### Aim of the task:
What lines of the data include the string "title"? Copy them all.

Stored items from a collection

************

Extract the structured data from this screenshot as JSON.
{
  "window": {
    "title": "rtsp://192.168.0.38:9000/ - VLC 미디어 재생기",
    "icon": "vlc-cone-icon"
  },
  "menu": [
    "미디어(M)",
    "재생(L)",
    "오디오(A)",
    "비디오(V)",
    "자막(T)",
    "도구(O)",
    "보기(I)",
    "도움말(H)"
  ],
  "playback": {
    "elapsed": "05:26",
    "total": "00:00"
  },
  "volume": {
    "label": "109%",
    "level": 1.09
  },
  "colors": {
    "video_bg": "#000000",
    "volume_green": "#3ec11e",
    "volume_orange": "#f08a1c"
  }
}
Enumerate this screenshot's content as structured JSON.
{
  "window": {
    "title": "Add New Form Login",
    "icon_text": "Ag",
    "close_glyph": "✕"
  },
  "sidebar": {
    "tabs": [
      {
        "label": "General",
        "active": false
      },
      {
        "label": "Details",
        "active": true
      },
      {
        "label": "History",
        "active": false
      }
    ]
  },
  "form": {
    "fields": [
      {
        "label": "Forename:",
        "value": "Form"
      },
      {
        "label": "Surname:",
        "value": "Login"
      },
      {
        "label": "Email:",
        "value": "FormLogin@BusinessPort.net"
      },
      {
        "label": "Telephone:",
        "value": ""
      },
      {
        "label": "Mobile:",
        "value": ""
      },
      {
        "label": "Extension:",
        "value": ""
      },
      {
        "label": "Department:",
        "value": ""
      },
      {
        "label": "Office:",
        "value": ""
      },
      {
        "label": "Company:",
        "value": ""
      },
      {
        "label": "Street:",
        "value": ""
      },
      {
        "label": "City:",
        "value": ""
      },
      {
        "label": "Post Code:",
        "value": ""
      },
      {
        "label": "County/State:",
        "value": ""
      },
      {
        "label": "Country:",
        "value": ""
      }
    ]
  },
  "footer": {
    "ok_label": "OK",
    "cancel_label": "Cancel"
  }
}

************

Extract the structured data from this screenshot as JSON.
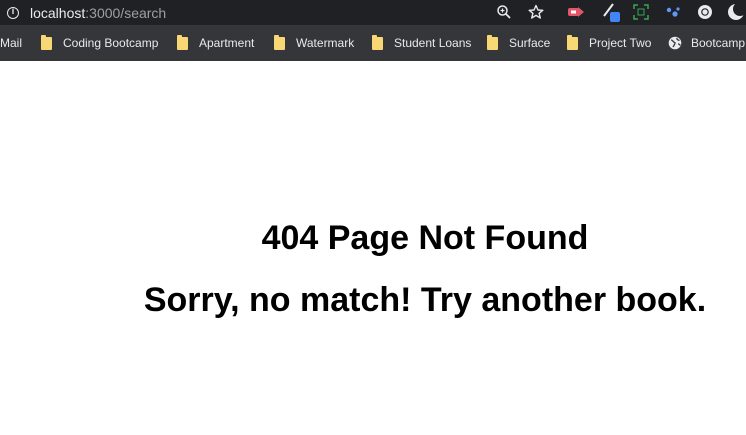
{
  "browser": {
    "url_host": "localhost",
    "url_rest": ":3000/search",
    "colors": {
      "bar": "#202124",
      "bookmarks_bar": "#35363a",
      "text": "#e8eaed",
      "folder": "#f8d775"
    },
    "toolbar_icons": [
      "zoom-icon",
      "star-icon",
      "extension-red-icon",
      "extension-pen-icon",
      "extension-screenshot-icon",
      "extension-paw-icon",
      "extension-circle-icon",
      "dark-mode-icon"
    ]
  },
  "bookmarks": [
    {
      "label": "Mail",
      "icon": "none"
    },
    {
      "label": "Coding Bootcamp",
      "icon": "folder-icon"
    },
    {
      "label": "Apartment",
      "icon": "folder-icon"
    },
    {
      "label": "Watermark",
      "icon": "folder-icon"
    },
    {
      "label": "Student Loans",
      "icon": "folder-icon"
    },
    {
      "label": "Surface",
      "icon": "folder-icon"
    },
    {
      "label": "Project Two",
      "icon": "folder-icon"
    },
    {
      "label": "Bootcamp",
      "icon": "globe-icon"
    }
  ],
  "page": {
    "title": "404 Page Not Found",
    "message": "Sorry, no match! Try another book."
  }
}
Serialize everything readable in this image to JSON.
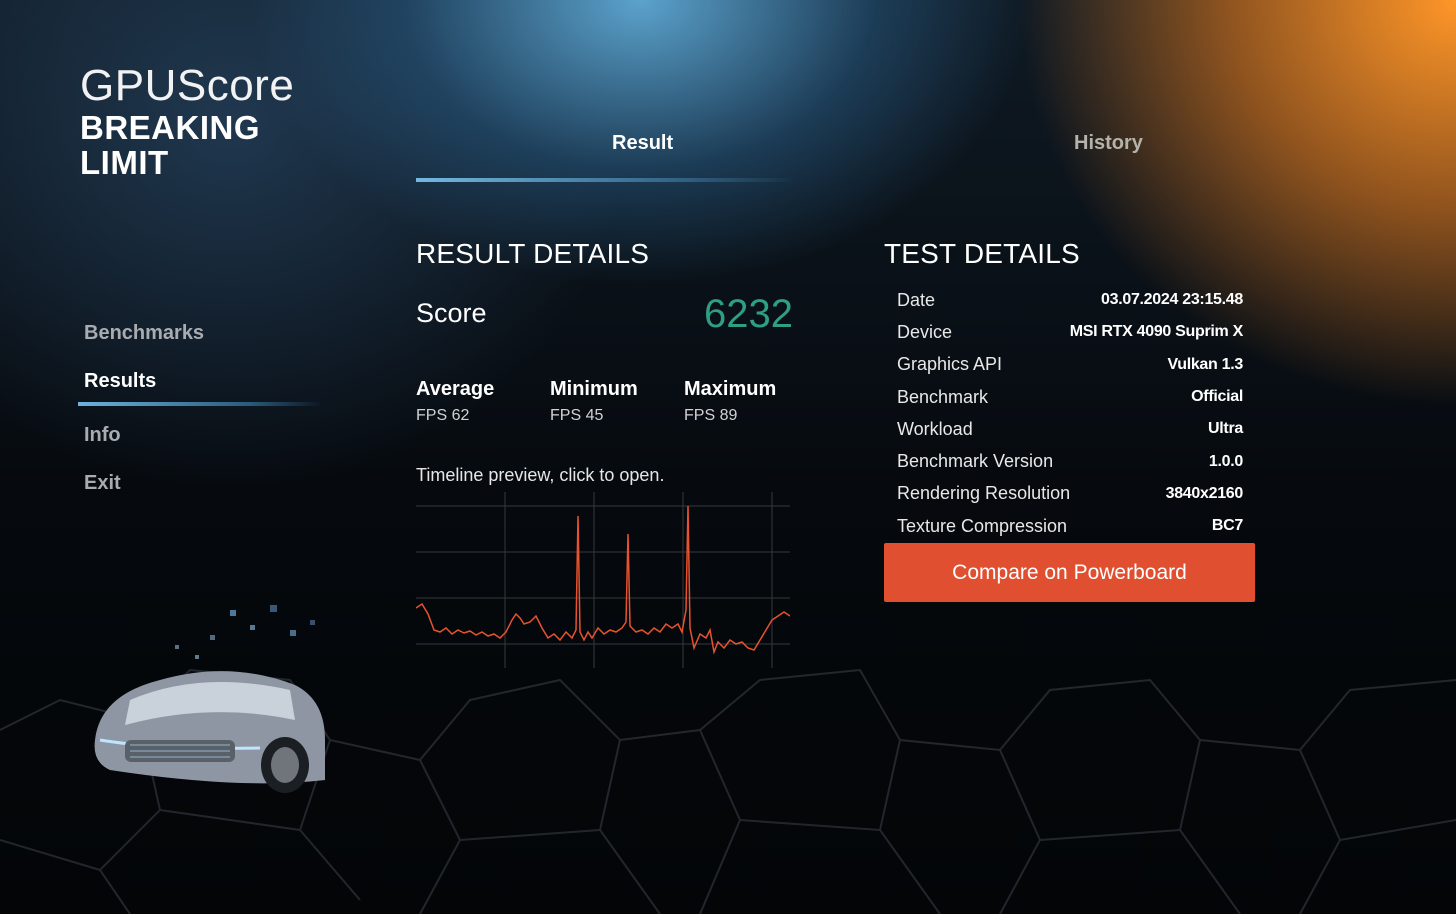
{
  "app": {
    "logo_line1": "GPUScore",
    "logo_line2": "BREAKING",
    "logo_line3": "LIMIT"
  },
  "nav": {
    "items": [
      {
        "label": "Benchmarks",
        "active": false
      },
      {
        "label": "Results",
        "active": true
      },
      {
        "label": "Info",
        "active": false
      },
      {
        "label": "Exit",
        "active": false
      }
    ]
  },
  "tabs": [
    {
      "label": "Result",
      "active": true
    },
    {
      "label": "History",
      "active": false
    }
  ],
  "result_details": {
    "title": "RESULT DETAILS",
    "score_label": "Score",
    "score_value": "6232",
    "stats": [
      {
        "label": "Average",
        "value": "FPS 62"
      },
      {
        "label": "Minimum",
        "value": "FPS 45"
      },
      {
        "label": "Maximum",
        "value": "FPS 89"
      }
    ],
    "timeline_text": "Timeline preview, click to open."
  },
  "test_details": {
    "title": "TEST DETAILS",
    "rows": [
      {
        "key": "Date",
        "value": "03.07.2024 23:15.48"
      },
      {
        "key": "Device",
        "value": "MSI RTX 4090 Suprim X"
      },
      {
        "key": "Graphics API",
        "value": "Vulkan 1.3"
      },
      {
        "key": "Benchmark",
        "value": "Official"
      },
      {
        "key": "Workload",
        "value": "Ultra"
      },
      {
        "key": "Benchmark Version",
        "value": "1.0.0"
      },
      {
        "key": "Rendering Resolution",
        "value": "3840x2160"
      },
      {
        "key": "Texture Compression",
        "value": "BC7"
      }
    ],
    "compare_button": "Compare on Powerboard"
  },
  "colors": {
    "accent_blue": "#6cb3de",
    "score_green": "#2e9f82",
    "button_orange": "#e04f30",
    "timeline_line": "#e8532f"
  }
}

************

### Expected answer:
    "title": "rtsp://192.168.0.38:9000/ - VLC 미디어 재생기",
    "title": "Add New Form Login",
    "title": "404 Page Not Found",
    "title": "RESULT DETAILS",
    "title": "TEST DETAILS",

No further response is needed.